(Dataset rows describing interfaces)
----------------------------------------

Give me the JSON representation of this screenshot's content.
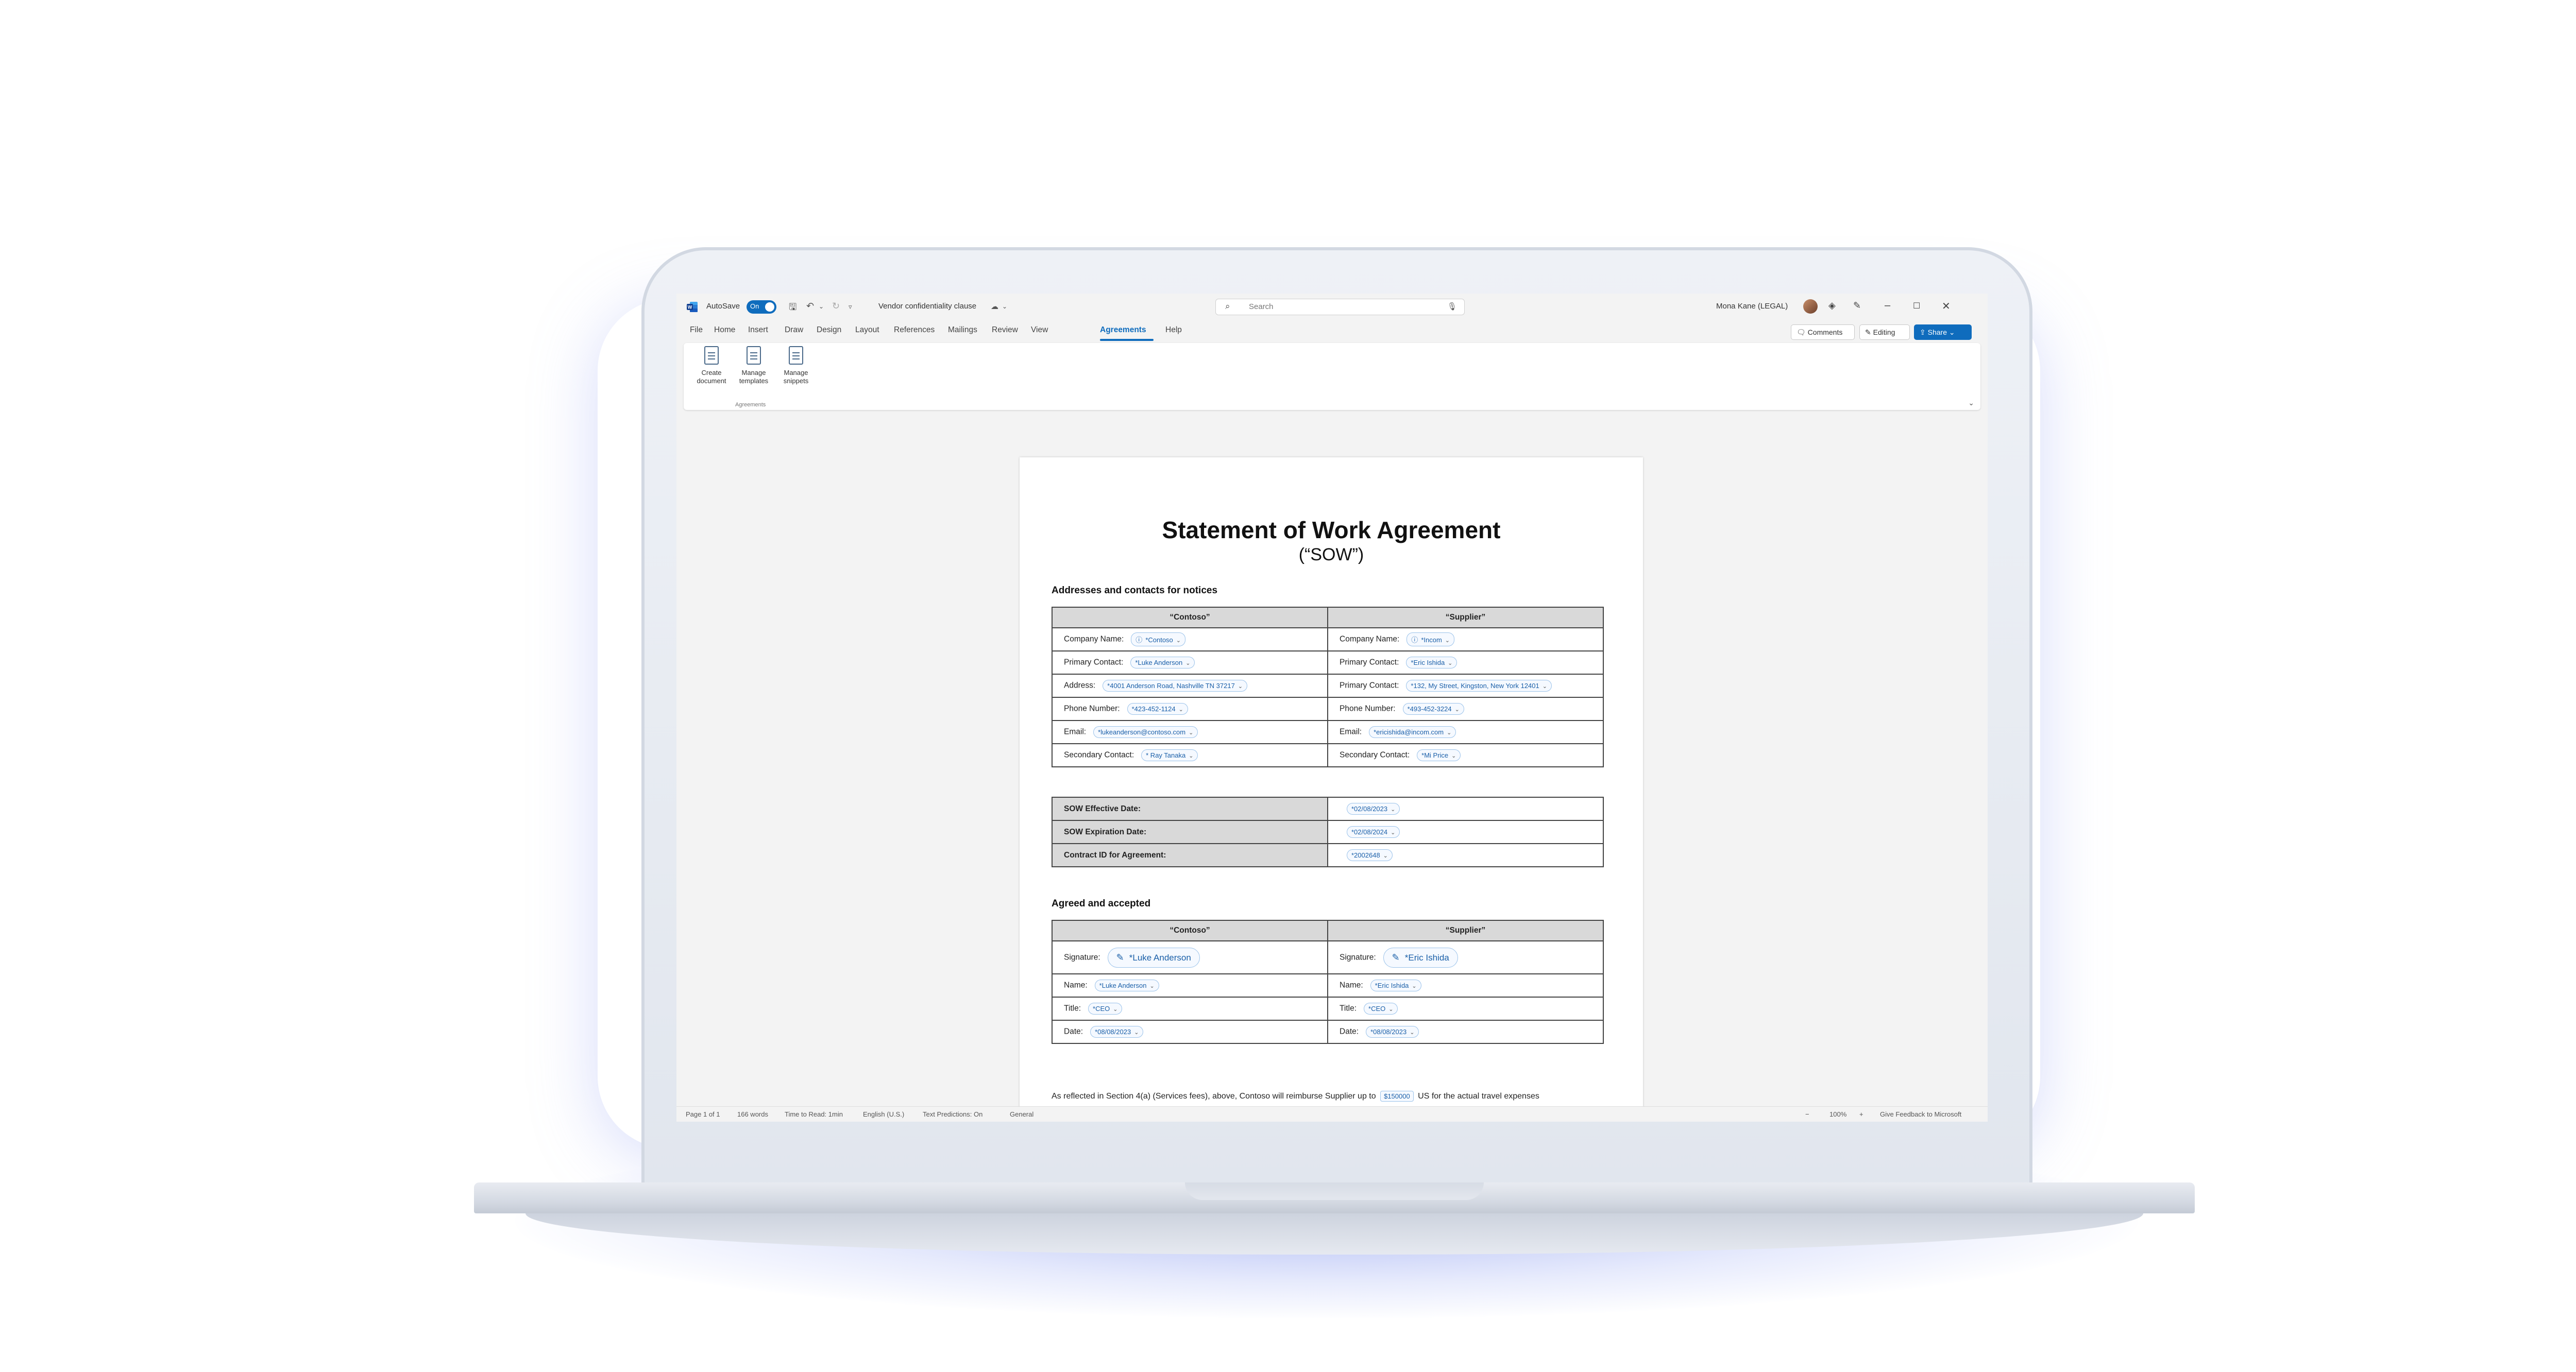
{
  "titlebar": {
    "autosave_label": "AutoSave",
    "autosave_state": "On",
    "document_name": "Vendor confidentiality clause",
    "search_placeholder": "Search",
    "user_name": "Mona Kane (LEGAL)"
  },
  "menu": {
    "tabs": [
      "File",
      "Home",
      "Insert",
      "Draw",
      "Design",
      "Layout",
      "References",
      "Mailings",
      "Review",
      "View",
      "Agreements",
      "Help"
    ],
    "active_tab": "Agreements",
    "comments_label": "Comments",
    "editing_label": "Editing",
    "share_label": "Share"
  },
  "ribbon": {
    "buttons": [
      {
        "line1": "Create",
        "line2": "document"
      },
      {
        "line1": "Manage",
        "line2": "templates"
      },
      {
        "line1": "Manage",
        "line2": "snippets"
      }
    ],
    "group_label": "Agreements"
  },
  "document": {
    "title": "Statement of Work Agreement",
    "subtitle": "(“SOW”)",
    "section1_heading": "Addresses and contacts for notices",
    "party_headers": [
      "“Contoso”",
      "“Supplier”"
    ],
    "contacts": [
      {
        "left_label": "Company Name:",
        "left_value": "*Contoso",
        "right_label": "Company Name:",
        "right_value": "*Incom"
      },
      {
        "left_label": "Primary Contact:",
        "left_value": "*Luke Anderson",
        "right_label": "Primary Contact:",
        "right_value": "*Eric Ishida"
      },
      {
        "left_label": "Address:",
        "left_value": "*4001 Anderson Road, Nashville TN 37217",
        "right_label": "Primary Contact:",
        "right_value": "*132, My Street, Kingston, New York 12401"
      },
      {
        "left_label": "Phone Number:",
        "left_value": "*423-452-1124",
        "right_label": "Phone Number:",
        "right_value": "*493-452-3224"
      },
      {
        "left_label": "Email:",
        "left_value": "*lukeanderson@contoso.com",
        "right_label": "Email:",
        "right_value": "*ericishida@incom.com"
      },
      {
        "left_label": "Secondary Contact:",
        "left_value": "* Ray Tanaka",
        "right_label": "Secondary Contact:",
        "right_value": "*Mi Price"
      }
    ],
    "sow_rows": [
      {
        "label": "SOW Effective Date:",
        "value": "*02/08/2023"
      },
      {
        "label": "SOW Expiration Date:",
        "value": "*02/08/2024"
      },
      {
        "label": "Contract ID for Agreement:",
        "value": "*2002648"
      }
    ],
    "section2_heading": "Agreed and accepted",
    "signature_label": "Signature:",
    "signatures": [
      "*Luke Anderson",
      "*Eric Ishida"
    ],
    "accept_rows": [
      {
        "left_label": "Name:",
        "left_value": "*Luke Anderson",
        "right_label": "Name:",
        "right_value": "*Eric Ishida"
      },
      {
        "left_label": "Title:",
        "left_value": "*CEO",
        "right_label": "Title:",
        "right_value": "*CEO"
      },
      {
        "left_label": "Date:",
        "left_value": "*08/08/2023",
        "right_label": "Date:",
        "right_value": "*08/08/2023"
      }
    ],
    "para_before": "As reflected in Section 4(a) (Services fees), above, Contoso will reimburse Supplier up to",
    "para_amount": "$150000",
    "para_after": "US for the actual travel expenses"
  },
  "statusbar": {
    "page": "Page 1 of 1",
    "words": "166 words",
    "read_time": "Time to Read: 1min",
    "language": "English (U.S.)",
    "predictions": "Text Predictions: On",
    "sensitivity": "General",
    "zoom": "100%",
    "feedback": "Give Feedback to Microsoft"
  },
  "colors": {
    "accent": "#0f6cbd",
    "table_header": "#d9d9d9",
    "content_control": "#1a5fa8"
  }
}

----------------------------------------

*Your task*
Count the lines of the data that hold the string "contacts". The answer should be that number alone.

*Task answer*
2